A muscle with a lot of strength only, is a dense muscle of small to medium size. These are rock hard muscles with a lot of definition. This is developed with very heavy weight and low reps (3-5 reps).

A muscle with endurance only is a small muscle, but the endurance fibres within it are at a high volume. This type of muscle is developed with very low weight and huge reps (jogging, cycling etc.)

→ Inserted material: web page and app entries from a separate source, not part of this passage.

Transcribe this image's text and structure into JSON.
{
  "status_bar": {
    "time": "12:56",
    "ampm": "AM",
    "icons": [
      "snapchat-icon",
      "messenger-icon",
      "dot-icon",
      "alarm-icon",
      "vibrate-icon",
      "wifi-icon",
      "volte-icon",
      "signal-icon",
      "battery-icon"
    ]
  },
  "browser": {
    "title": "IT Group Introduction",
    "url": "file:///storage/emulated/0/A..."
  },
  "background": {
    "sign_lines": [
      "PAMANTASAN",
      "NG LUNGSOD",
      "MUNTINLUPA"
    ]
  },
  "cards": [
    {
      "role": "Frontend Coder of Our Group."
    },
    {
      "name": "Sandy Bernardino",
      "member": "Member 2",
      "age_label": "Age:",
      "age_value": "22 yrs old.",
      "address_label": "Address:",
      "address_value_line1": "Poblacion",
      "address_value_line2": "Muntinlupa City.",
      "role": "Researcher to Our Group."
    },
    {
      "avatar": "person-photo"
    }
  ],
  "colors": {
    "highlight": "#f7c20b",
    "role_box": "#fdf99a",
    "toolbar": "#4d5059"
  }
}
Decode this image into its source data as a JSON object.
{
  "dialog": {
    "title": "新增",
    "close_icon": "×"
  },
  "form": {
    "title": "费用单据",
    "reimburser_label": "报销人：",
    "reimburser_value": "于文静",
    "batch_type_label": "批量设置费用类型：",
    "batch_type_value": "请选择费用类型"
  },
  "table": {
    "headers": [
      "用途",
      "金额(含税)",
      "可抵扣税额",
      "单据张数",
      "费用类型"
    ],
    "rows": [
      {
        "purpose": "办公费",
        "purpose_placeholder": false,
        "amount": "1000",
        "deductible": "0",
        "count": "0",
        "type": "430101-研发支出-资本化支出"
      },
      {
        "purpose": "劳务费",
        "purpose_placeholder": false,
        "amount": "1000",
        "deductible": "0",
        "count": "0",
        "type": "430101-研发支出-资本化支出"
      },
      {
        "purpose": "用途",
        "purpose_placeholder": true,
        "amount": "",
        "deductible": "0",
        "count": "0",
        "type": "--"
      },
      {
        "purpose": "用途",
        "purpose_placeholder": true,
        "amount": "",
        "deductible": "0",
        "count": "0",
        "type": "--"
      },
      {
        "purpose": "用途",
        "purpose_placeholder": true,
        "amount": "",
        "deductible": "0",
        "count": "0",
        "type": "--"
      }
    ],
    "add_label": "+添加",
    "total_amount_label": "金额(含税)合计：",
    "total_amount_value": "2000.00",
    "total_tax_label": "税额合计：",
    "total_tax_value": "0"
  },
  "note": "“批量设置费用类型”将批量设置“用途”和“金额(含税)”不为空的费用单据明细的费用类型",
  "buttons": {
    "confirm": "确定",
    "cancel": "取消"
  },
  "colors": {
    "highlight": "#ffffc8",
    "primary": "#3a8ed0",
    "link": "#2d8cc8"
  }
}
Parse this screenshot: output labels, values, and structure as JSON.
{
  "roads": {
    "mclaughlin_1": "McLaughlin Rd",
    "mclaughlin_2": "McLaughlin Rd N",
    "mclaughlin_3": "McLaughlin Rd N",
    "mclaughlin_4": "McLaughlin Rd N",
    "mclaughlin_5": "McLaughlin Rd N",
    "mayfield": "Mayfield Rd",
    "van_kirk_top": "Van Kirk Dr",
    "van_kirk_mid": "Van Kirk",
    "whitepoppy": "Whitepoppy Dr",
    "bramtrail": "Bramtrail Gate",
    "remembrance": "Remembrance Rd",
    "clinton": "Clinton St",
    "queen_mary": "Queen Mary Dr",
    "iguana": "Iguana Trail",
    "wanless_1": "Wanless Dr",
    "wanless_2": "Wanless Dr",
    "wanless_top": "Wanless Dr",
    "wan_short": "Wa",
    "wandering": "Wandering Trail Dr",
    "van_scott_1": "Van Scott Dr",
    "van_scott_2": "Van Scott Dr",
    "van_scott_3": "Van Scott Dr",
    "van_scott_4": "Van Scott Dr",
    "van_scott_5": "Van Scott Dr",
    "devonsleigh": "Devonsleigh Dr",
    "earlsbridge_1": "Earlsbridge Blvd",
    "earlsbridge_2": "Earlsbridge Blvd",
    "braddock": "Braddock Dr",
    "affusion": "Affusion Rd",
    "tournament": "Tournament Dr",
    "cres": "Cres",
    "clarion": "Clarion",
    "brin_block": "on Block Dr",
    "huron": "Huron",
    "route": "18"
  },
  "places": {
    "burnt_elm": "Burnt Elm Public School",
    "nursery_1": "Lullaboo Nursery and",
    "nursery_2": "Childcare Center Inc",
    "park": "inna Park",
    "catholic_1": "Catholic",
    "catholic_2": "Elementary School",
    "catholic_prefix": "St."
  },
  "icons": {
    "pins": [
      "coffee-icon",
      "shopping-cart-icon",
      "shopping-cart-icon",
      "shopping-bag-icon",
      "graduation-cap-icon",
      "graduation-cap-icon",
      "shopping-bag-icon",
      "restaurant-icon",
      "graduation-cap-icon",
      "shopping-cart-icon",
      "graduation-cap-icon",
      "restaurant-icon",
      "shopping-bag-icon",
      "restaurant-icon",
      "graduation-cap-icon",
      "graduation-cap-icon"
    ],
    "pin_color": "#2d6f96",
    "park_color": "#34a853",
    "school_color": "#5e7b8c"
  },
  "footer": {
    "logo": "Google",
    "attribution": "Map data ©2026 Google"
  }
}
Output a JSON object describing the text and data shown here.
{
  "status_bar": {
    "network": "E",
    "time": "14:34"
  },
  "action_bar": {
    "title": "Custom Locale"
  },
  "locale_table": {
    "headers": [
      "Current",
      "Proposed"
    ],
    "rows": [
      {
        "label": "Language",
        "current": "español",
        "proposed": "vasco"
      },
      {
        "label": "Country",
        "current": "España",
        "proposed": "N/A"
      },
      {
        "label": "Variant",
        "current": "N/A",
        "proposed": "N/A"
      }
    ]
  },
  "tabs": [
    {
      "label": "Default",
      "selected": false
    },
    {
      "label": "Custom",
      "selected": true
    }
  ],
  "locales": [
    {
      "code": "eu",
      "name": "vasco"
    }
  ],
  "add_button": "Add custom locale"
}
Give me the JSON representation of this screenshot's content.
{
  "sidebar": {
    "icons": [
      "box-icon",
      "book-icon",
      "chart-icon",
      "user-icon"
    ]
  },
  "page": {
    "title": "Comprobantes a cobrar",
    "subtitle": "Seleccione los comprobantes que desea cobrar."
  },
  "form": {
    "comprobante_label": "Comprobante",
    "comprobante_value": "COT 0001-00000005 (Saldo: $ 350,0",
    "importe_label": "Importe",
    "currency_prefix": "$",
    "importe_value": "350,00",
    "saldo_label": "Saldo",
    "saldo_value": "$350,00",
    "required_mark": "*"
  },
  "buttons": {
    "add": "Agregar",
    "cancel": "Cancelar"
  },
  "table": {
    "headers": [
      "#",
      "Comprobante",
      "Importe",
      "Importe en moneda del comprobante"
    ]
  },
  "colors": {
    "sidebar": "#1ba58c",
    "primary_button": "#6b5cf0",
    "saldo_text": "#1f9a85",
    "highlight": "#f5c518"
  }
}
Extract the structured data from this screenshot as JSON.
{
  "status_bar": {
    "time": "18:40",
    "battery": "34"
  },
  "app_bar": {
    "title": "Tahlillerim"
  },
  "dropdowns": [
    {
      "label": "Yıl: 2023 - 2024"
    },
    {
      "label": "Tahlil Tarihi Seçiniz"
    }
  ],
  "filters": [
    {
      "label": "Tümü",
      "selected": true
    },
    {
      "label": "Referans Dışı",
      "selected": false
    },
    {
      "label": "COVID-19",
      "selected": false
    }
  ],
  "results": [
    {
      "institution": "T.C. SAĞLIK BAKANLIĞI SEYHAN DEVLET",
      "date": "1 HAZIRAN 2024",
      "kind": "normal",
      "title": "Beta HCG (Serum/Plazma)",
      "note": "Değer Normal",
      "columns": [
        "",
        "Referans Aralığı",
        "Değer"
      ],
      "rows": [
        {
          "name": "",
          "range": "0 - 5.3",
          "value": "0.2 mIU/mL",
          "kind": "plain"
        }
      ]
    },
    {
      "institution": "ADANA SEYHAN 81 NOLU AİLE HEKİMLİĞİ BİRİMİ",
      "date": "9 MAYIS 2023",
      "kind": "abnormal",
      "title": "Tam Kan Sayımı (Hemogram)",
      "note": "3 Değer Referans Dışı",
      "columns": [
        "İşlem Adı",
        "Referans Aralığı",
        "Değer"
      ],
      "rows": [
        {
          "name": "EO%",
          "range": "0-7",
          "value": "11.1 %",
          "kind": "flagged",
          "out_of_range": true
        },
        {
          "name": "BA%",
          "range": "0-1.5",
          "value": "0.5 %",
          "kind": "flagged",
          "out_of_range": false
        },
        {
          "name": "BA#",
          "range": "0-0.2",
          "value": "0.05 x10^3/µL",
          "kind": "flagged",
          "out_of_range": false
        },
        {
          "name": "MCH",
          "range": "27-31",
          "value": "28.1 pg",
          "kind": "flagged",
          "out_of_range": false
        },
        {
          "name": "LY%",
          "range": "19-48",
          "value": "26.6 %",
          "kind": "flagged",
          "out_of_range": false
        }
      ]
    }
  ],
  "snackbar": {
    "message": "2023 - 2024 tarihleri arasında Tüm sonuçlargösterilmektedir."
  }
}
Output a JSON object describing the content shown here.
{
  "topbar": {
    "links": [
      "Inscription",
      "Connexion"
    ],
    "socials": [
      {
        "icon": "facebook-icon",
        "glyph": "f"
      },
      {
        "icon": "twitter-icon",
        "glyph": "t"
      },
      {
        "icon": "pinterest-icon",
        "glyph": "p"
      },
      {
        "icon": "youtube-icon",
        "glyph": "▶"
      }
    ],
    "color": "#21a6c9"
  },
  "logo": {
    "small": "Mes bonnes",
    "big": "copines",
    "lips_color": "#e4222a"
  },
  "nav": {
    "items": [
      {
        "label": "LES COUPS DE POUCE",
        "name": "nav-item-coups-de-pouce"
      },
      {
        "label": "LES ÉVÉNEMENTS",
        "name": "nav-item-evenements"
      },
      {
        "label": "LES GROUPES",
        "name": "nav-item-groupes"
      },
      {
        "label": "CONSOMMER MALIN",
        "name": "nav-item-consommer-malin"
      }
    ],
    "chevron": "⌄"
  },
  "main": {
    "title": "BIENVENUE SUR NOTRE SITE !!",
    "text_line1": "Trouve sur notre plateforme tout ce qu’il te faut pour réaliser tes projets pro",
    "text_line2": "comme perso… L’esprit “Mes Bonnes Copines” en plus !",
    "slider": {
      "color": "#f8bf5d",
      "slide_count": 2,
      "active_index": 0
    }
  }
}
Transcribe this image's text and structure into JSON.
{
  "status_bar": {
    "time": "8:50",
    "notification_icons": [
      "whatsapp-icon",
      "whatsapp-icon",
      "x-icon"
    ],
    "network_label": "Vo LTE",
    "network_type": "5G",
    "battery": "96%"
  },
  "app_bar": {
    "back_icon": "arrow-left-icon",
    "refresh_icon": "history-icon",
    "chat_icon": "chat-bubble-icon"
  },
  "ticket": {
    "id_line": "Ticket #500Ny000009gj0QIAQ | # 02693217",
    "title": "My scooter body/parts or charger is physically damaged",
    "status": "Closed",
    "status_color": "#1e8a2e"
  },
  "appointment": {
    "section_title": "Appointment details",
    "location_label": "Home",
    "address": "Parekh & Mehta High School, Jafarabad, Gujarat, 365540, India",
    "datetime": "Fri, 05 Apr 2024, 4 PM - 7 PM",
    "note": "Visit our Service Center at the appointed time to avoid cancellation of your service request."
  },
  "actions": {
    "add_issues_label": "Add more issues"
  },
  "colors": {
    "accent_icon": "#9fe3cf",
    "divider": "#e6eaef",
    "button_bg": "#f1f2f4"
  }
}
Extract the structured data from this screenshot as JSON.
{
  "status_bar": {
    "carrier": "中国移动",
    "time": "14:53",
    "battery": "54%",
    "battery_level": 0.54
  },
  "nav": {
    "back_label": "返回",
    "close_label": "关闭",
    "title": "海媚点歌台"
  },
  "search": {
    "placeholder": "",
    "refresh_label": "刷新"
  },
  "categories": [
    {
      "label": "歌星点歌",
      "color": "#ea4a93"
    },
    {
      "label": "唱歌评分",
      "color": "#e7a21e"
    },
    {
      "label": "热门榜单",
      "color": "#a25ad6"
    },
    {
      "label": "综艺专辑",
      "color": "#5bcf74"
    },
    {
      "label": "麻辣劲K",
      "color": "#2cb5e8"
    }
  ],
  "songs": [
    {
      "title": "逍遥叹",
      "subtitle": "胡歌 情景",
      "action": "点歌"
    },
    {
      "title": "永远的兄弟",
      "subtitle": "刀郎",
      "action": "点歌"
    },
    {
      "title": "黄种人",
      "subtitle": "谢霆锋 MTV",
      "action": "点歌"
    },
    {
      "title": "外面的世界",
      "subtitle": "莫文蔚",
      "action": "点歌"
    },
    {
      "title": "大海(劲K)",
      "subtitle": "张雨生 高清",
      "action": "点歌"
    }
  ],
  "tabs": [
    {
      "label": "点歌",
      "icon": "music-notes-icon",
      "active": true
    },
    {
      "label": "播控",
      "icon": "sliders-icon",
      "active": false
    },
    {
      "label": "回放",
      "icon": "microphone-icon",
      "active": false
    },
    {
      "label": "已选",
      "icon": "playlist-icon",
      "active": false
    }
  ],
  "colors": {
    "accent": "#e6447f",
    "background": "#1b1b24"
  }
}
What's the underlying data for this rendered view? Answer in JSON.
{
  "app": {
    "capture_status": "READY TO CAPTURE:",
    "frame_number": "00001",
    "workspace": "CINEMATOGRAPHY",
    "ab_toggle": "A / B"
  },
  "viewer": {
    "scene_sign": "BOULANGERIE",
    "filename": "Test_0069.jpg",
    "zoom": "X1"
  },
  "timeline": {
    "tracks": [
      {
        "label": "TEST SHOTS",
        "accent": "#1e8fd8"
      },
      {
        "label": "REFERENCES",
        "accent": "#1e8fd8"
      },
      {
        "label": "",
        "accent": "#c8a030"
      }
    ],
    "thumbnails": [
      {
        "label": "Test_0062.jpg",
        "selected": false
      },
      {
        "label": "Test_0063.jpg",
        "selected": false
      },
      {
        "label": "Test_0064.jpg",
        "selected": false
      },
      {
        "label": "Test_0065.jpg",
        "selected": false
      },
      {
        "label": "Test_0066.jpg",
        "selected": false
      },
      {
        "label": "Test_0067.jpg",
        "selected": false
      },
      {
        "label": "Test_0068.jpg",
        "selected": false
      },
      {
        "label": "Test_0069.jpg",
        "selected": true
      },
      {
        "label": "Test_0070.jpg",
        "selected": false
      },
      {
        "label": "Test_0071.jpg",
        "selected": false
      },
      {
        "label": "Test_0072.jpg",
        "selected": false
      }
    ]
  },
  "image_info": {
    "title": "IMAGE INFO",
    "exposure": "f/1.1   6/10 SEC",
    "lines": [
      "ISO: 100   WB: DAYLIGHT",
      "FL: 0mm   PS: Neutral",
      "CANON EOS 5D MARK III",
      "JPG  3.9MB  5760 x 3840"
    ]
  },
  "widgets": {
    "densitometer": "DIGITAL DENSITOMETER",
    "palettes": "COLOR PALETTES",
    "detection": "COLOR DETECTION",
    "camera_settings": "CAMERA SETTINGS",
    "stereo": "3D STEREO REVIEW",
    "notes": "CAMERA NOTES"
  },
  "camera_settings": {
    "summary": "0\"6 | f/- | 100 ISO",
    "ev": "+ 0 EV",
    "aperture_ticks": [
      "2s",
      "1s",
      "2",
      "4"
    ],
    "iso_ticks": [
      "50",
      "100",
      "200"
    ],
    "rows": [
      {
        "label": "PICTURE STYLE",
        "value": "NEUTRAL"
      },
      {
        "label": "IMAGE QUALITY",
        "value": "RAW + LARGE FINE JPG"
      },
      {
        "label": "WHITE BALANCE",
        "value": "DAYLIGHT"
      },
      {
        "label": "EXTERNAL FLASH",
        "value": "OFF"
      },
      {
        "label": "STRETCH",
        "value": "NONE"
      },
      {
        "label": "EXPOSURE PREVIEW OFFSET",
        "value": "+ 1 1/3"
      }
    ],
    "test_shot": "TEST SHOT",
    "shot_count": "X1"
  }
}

A muscle with strength endurance only is a larger muscle, because it is filled with sarcoplasmic fluid to fuel strength muscle fibre work/volume. If this type of training is overdone, muscles can get very large, puffy and balloon like. It should also be noted that using low weight and a very high volume of reps will not really build size, because it is more to the endurance side of things than strength. The sweet spot for size and ‘intense work capacity’ development is far closer to strength than it is to endurance. This is developed with a heavy weight at a medium repetition range (8-12 reps).

A muscle with speed only is a small to medium sized muscle. These are usually well defined as well. These muscles have some similarities to strength only muscles, but have been trained to fire much faster. The weight or resistance used here is the one that can give the most ballistic movement. Repetitions vary from low to high, but these exercises tend to be done in short bursts of very high speed, with a lot of recovery in between sets.

In reality, a muscle can have many traits built into one. I used the ‘only’ reference just for understanding of how each trait manifests itself. Ideally, we would like to have a mixture of many things in a muscle, depending on our wants and needs.

I go into great depth in my book Precision Physique (available on amazon) on how to train to get the type of muscle you want.